It all adds up to dynamic syndicated learning:
[PDF] Discussion board: A learning objectK Harman, A Koohang – … Journal of E-Learning and Learning Objects, 2005 – editlib.org… The discussion board thus may be used as a “context board.” For example, the concept of usingthe discussion board as a “context board” fits well within Downes' (2003b) recommendation forusing syndicated learning content: … Using syndicated learning content. …
Or will it be federated?
Existing online learning experiences lack the social dimension that characterizes learning in the real world. This social dimension extends beyond the traditional classroom into the university's common areas where learners build knowledge and understanding through serendipitous and collaborative exchanges both within and across traditional subject area boundaries. A next generation virtual learning environment (VLE) can address the limitations of current online systems by providing a richer social context for online learning. We describe the end-user properties of … VLE that fosters dynamic group learning experiences and the development of communities of practice. This proposed VLE provides the capacity to merge the institutional infrastructure for academic computing, enterprise-level networks, Squeak/Croquet-based content authoring, and the educational principles of constructivist pedagogy.
Or another model?And I will need a statement of openness, revised from this, which I’ve use regularly.

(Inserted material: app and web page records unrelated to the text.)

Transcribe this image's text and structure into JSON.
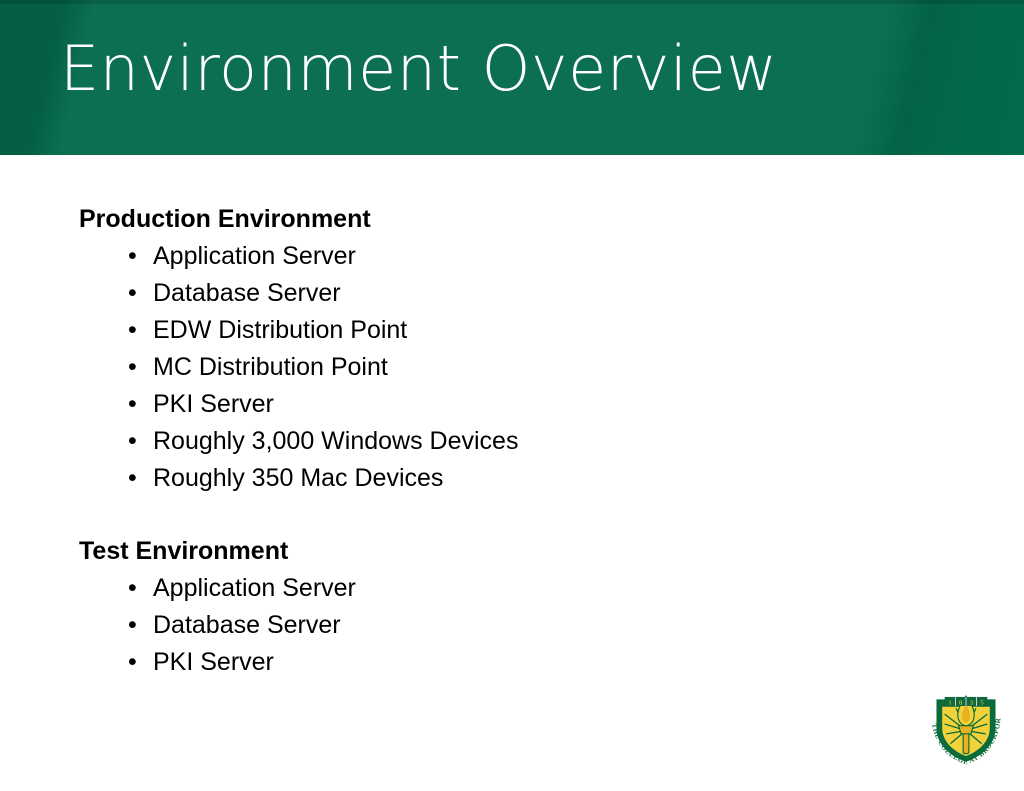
{
  "slide": {
    "title": "Environment Overview",
    "background_color": "#FFFFFF",
    "banner_color": "#046A4C",
    "title_color": "#FFFFFF",
    "text_color": "#000000"
  },
  "content": {
    "groups": [
      {
        "heading": "Production Environment",
        "items": [
          "Application Server",
          "Database Server",
          "EDW Distribution Point",
          "MC Distribution Point",
          "PKI Server",
          "Roughly 3,000 Windows Devices",
          "Roughly 350 Mac Devices"
        ]
      },
      {
        "heading": "Test Environment",
        "items": [
          "Application Server",
          "Database Server",
          "PKI Server"
        ]
      }
    ],
    "bullet_glyph": "•"
  },
  "logo": {
    "name": "college-at-brockport-crest",
    "year": "1835",
    "ring_text_left": "THE COLLEGE",
    "ring_text_right": "AT BROCKPORT",
    "shield_color": "#0B6B3A",
    "sunburst_color": "#F2D23B",
    "torch_color": "#E8B21F",
    "banner_color": "#11683C"
  }
}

Most of the writing we all do for this course will end up on the wiki. Notes, notes on notes, my comments, more notes, group notes and projects. As the course progresses, you'll find that we can begin to link up these nodes, developing them into topics, and further developing topics over the semester and across semesters. The wiki becomes more valuable (to us, to the next group, and to whomever looks in) the more we develop topics over time.Writing the wiki is an integral part of this course and your learning for this course. As your notes progress, you will begin, I hope, to cross link to the notes and observations of others. University students and professors are now in the business of making their course work in progress available to those interested; it's another new rhetorical practice of digital space.
I would rather have students work in their own spaces, to set up and use their own PLEs, and then aggrgate their work by linking materials they are submitting for evaluation to a wikiname page. But that’s for later.
And, one final device for this design: A weekly update, in the form of a blog post or wiki page, as appropriate. Downes et al used these in a couple of cMOOCs I participted in, and they worked to highlight substantive work and directions for students. Much as a face to face lecture signals what the instructor sees as important, so the weekly highlights helps students define a focus.
because I’ve used this post to evaluate it. It has a few idiosyncrasies – and so it should! – in how it imports from the web to the draft, but those became useful quickly. It may be my machine, but Blogo doesn’t seem to be spell-checking. Minor, really. I’m looking forward to using it this semester.